|Contribute a translation||Source (English)|
How dreary the vastness of the universe would appear to us
without the light Thou sheddest upon it.
How soon, at the hiding of Thy countenance,
would all that charms our vision wither and all flesh decay;
but Thou art beneficent,
and carest for the beings to whom Thou hast given existence.
For their sake Thou daily renewest Thy work,
and, so wisely directest it,
that it transcends not the limits Thou hast assigned thereto.
The refulgent luminaries and the dew-drop
equally benefit the earth and its inhabitants.
The surging billows and the piercing wind
influence alike the abode of man.
Therefore have the creatures of Thy love
come before Thee for thanksgiving;
for under Thy paternal guidance
was this country gladdened
with exuberance of food.
Thou didst cover us under Thy protecting wings,
and at thy rebuke pestilence hied away.
Thus providentially shielded,
we found energy to apply the mind to high callings.
The vast fields of science were tended,
and they rewarded human endeavors.
General knowledge was diffused,
and the institutions of public education received adequate support.
Thou hast also, O God!
vouchsafed to bless the precious inheritance of our fathers.
Thou hast enlarged,
and greatly enhanced its value
in the eyes of the world.
Oh, may we every revolving year
exult over the attainment of the same blessings;
over the health and plenty we enjoyed;
over the freedom granted to all men of North America,
and over the peace of the Union.
And now we beseech Thee, O Lord!
to inspire us with brotherly love,
that we may be drawn together
into one indissoluble bond.
Uphold the counsel of our rulers,
that it may be directed to the work of human civilization.
Endow our Chief Executive with wisdom

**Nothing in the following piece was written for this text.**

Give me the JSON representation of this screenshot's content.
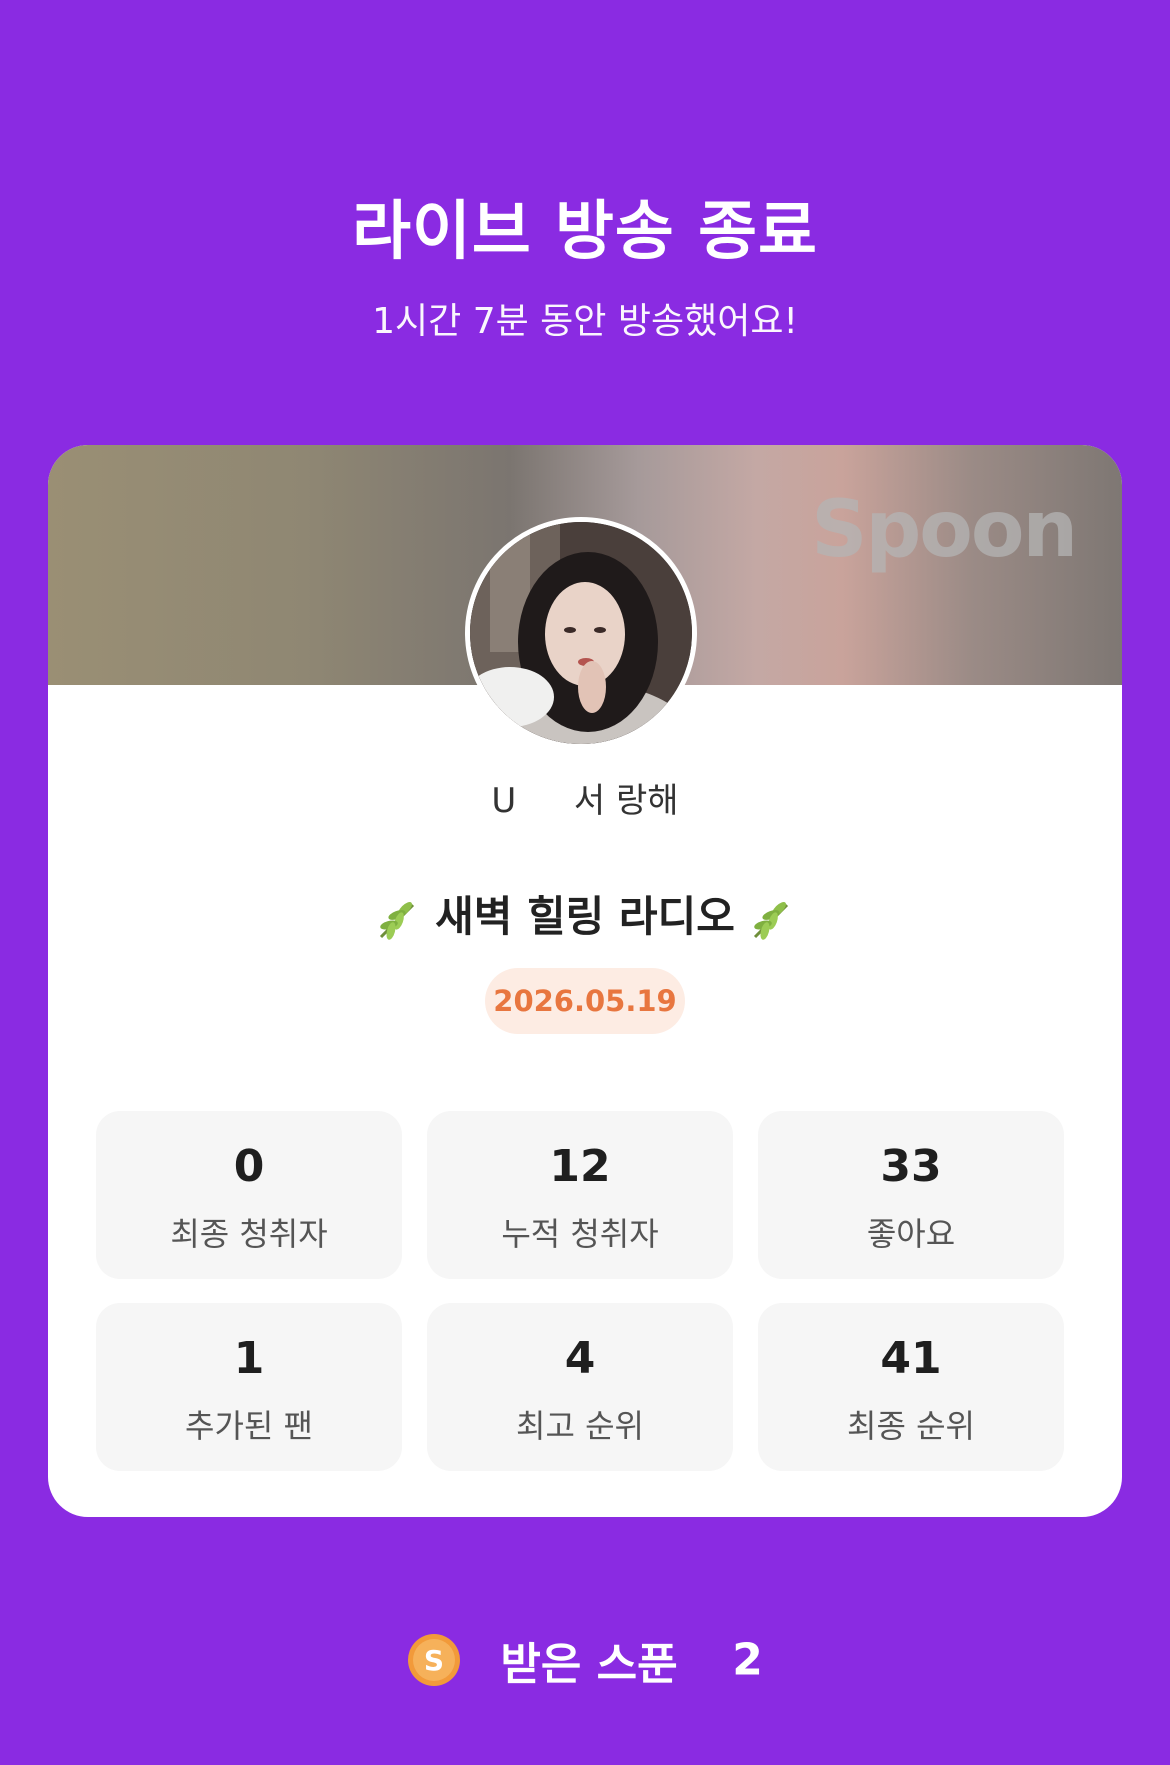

to frustrate the schemes of evil doers,
and with capacity to fulfill the longings of the good.
And may the boon of civil and religious liberty
hasten the day when Thou shalt be acknowledged
the only King and Lord in heaven and upon earth.
This prayer by Rabbi Sabato Morais was offered (possibly for Thanksgiving Day) in conclusion to a sermon delivered at some point prior to its printing in The Philadelphia Inquirer on 8 December 1865. It was preserved by Rabbi Morais in his ledger (page 24, clipping 030), an archive of newsclippings recording material he contributed to the press, among other announcements. (Many thanks to the Library of the University of Pennsylvania for helping to make this resource accessible.) Above the clipping, Rabbi Sabato has written, “Andrew Johnson proved anything but a worthy successor to the sainted Abraham Lincoln.”
“Prayer for the United States after the Civil War, by Rabbi Sabato Morais (8 December 1865)” is shared through the Open Siddur Project with a Creative Commons Attribution-ShareAlike 4.0 International copyleft license.
Works of related interest:
Prayer for the United States on a Civic Fast Day to avert Civil War, by Rabbi Sabato Morais (26 September 1861)
Prayer for the Protection of the Commonwealth of Pennsylvania after the Battle of Gettysburg by Rabbi Sabato Morais (4 July 1863)
Prayer for the United States on a Civic Fast Day during the Civil War, by Rabbi Sabato Morais (30 April 1863)
Prayer for the United States on Thanksgiving Day during the Civil War, by Rabbi Sabato Morais (24 November 1864)
Prayer for the United States on Thanksgiving Day on the First Day of Ḥanukkah during the Civil War, by Rabbi Sabato Morais (28 November 1861)